• **WHAT IS EXPECTED**
Leaving out the pictures, reproduce each record exactly and in full.

• **Element data from apps and pages**
--- START ---

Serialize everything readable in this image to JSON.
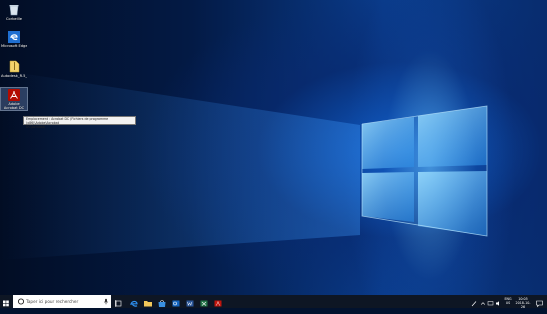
{
  "desktop": {
    "icons": [
      {
        "label": "Corbeille",
        "icon": "recycle-bin-icon"
      },
      {
        "label": "Microsoft Edge",
        "icon": "edge-icon"
      },
      {
        "label": "Autodesk_R.5_I...",
        "icon": "zip-folder-icon"
      },
      {
        "label": "Adobe Acrobat DC",
        "icon": "acrobat-icon"
      }
    ],
    "tooltip": {
      "line1": "Emplacement : Acrobat DC (Fichiers de programme (x86)\\Adobe\\Acrobat",
      "line2": "DC\\Acrobat)"
    }
  },
  "taskbar": {
    "search_placeholder": "Taper ici pour rechercher",
    "pinned": [
      {
        "name": "task-view",
        "icon": "task-view-icon"
      },
      {
        "name": "edge",
        "icon": "edge-icon"
      },
      {
        "name": "file-explorer",
        "icon": "folder-icon"
      },
      {
        "name": "store",
        "icon": "store-icon"
      },
      {
        "name": "outlook",
        "icon": "outlook-icon"
      },
      {
        "name": "word",
        "icon": "word-icon"
      },
      {
        "name": "excel",
        "icon": "excel-icon"
      },
      {
        "name": "acrobat",
        "icon": "acrobat-icon"
      }
    ],
    "tray": {
      "lang": "ENG",
      "region": "US",
      "time": "10:05",
      "date": "2018-10-26"
    }
  },
  "colors": {
    "taskbar_bg": "#0e1624",
    "accent": "#1e90ff"
  }
}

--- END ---

• **ANSWER SPACE**
Serialize everything readable in this image to JSON.
{
  "desktop": {
    "icons": [
      {
        "label": "Corbeille",
        "icon": "recycle-bin-icon"
      },
      {
        "label": "Microsoft Edge",
        "icon": "edge-icon"
      },
      {
        "label": "Autodesk_R.5_I...",
        "icon": "zip-folder-icon"
      },
      {
        "label": "Adobe Acrobat DC",
        "icon": "acrobat-icon"
      }
    ],
    "tooltip": {
      "line1": "Emplacement : Acrobat DC (Fichiers de programme (x86)\\Adobe\\Acrobat",
      "line2": "DC\\Acrobat)"
    }
  },
  "taskbar": {
    "search_placeholder": "Taper ici pour rechercher",
    "pinned": [
      {
        "name": "task-view",
        "icon": "task-view-icon"
      },
      {
        "name": "edge",
        "icon": "edge-icon"
      },
      {
        "name": "file-explorer",
        "icon": "folder-icon"
      },
      {
        "name": "store",
        "icon": "store-icon"
      },
      {
        "name": "outlook",
        "icon": "outlook-icon"
      },
      {
        "name": "word",
        "icon": "word-icon"
      },
      {
        "name": "excel",
        "icon": "excel-icon"
      },
      {
        "name": "acrobat",
        "icon": "acrobat-icon"
      }
    ],
    "tray": {
      "lang": "ENG",
      "region": "US",
      "time": "10:05",
      "date": "2018-10-26"
    }
  },
  "colors": {
    "taskbar_bg": "#0e1624",
    "accent": "#1e90ff"
  }
}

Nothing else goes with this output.